DATASET RECORDS Block Start
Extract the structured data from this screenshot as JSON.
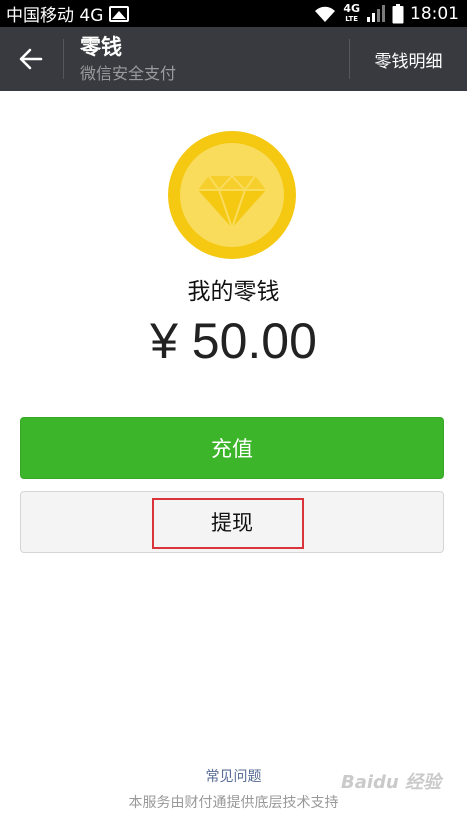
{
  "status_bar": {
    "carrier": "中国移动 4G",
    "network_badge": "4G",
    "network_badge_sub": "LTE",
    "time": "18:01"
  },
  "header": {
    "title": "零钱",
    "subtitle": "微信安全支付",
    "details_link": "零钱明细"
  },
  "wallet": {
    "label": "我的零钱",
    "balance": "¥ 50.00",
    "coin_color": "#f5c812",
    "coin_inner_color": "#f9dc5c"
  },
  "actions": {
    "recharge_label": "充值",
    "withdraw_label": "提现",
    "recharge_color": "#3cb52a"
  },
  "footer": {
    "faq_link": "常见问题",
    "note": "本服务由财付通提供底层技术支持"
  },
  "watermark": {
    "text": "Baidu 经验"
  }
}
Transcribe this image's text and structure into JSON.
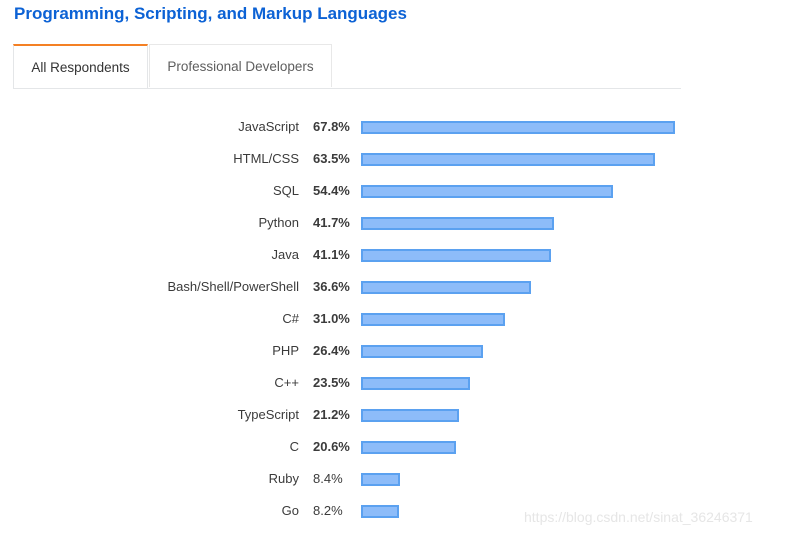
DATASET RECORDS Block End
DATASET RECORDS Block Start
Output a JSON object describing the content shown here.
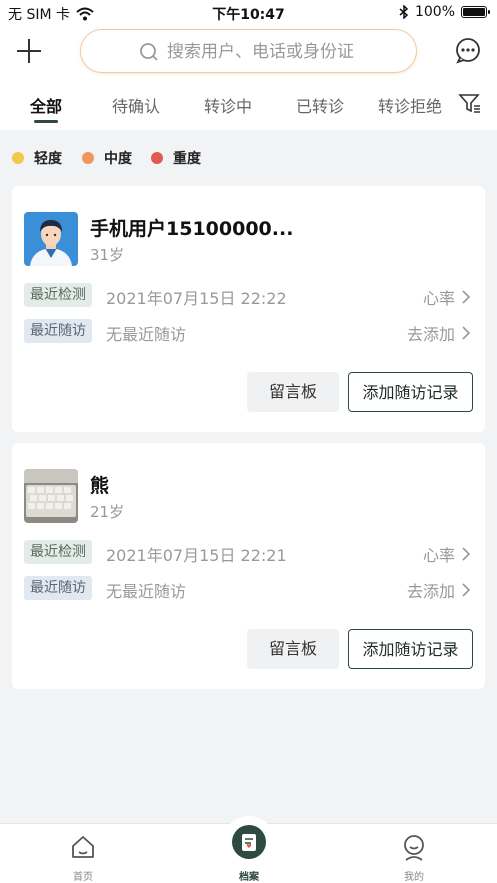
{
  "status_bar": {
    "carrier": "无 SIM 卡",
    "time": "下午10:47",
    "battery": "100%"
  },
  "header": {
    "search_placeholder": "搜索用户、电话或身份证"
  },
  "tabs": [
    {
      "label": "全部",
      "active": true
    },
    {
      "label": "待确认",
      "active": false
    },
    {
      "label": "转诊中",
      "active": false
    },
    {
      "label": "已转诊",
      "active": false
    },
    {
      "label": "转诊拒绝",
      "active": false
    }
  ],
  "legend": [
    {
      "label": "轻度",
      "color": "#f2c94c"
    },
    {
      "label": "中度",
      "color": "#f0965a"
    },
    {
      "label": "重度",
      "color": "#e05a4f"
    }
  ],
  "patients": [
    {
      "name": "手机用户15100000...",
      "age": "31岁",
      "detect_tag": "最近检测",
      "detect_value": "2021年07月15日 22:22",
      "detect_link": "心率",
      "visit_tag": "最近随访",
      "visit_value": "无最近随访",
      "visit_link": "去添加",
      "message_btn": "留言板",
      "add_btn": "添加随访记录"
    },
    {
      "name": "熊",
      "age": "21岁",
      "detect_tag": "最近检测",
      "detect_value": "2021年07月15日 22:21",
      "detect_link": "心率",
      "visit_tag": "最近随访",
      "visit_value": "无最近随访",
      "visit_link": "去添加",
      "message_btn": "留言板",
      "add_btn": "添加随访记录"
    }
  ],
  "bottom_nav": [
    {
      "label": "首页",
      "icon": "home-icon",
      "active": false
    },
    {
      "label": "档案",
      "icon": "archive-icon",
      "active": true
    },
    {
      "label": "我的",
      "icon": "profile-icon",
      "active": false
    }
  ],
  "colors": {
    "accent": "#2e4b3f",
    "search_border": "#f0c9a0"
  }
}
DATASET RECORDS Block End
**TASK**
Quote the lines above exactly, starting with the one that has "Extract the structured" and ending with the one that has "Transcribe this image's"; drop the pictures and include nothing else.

**RESPONSE TO THIS EXERCISE**
Extract the structured data from this screenshot as JSON.
{
  "status_bar": {
    "carrier": "中国移动 4G",
    "network_badge": "4G",
    "network_badge_sub": "LTE",
    "time": "18:01"
  },
  "header": {
    "title": "零钱",
    "subtitle": "微信安全支付",
    "details_link": "零钱明细"
  },
  "wallet": {
    "label": "我的零钱",
    "balance": "¥ 50.00",
    "coin_color": "#f5c812",
    "coin_inner_color": "#f9dc5c"
  },
  "actions": {
    "recharge_label": "充值",
    "withdraw_label": "提现",
    "recharge_color": "#3cb52a"
  },
  "footer": {
    "faq_link": "常见问题",
    "note": "本服务由财付通提供底层技术支持"
  },
  "watermark": {
    "text": "Baidu 经验"
  }
}
Transcribe this image's text and structure into JSON.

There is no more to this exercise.